We all know that Kentucky fans can be overly sensitive.
They are the most passionate fan base in the country, but it isn’t a secret that if you need a traffic bump on your website, you write something overwhelmingly negative about the Cats. They’ll crash your servers faster than you can say Kelenna Azubuike.
Perhaps the most insane example of Kentucky fans getting upset came this week, as Big Blue Nation got upset at UPS. For an ad. The anger made it all the way to the state government:
“I think it would be wise for them to pull the ad,” said state Sen. Ernie Harris, a UPS pilot, UK graduate and chairman of the Senate Transportation Committee.

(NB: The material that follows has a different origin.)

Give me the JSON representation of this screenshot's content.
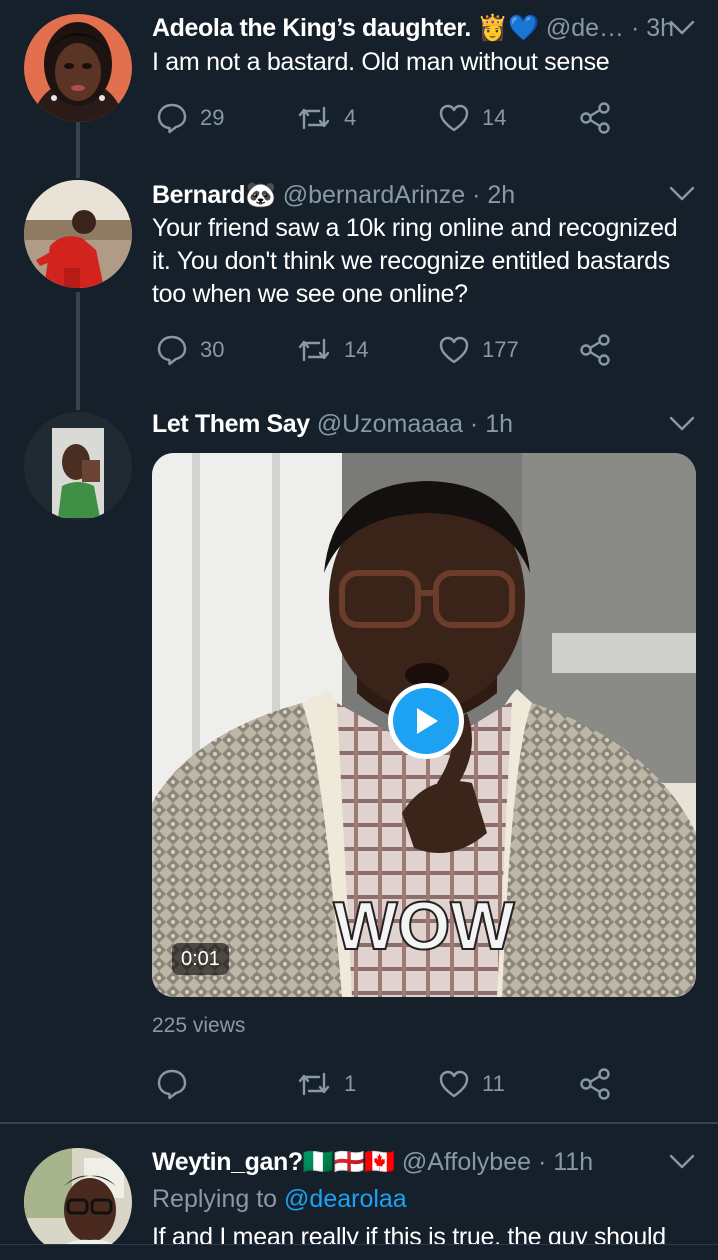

The ad, which first ran Sunday during CBS’ Selection Sunday show that introduced the tournament field, features video of the winning shot by Duke University’s Christian Laettner in the 1992 East Regional over UK. The 104-103 result has been called the greatest college basketball game ever by some.
Harris said he voiced his displeasure to a lobbyist for UPS, which has a hub at Louisville International Airport.
But UPS plans to continue running the ad, and two spokesmen for the company said it was not meant as a slight to UK or its fans.
I mean, come on. This was one of, if not the greatest moments in the history of college basketball. Do Kentucky fans simply want us to forget it ever happened? Should the “Unforgettables” be renamed the “Unmentionables”?
The 6-foot-3 guard averaged 10.3 points per game, while shooting 42 percent from three, as a freshman. He, along with Malcolm Hill and Michael Thorne Jr., is one of three returning players who averaged double figures last season.
This could prove to be a make-or-break year for John Groce, who enters his fifth season at the helm. He guided the Illini to an NCAA Tournament in his first season, but hasn’t been back since.
The key for the Illini is health. Abrams gives them experience and leadership, but it won’t be a surprise if there’s some rust in his game after spending the past two seasons on the sideline. Having a healthy Coleman-Lands will help stabilize the backcourt, while Hill, an all-conference caliber forward, and Thorne anchor the frontcourt.
Like Alkins, Jones was a sought-after scorer. The 6-foot-4 two-guard was rated No. 69 overall in the Class of 2016 by Rivals. He picked Indiana over offers from Cal, Cincinnati, Georgetown and more than a dozen other high-major programs.
Jeter, the 6-foot-10, played in a reserve role as a freshman, averaging 1.9 points and 1.9 rebounds per game last season. He will be part of a loaded frontline that includes heralded freshmen Harry Giles and Marques Bolden, as well as redshirt senior Amile Jefferson, who returns to the lineup following a foot injury.
The greatest player in Auburn program history will honored with a statue outside of the team’s home arena.
The university announced that Charles Barkley, the Naismith Memorial Basketball Hall of Famer, will be the fourth athlete to be given a statue, joining Heisman Trophy winners Bo Jackson, Pat Sullivan and Cam Newton.
“It just means a great deal to me,” Barkley said in a statement. “Being a kid from Alabama, going to Auburn. I think everybody knows what Auburn means to me. It’s going to be pretty cool.”
Barkley, currently working as an analyst for TNT, was the SEC Player of the Year in 1984, as well as a second team All-American. He averaged 14.1 points and 9.6 rebounds per game in 84 appearances for the Tigers.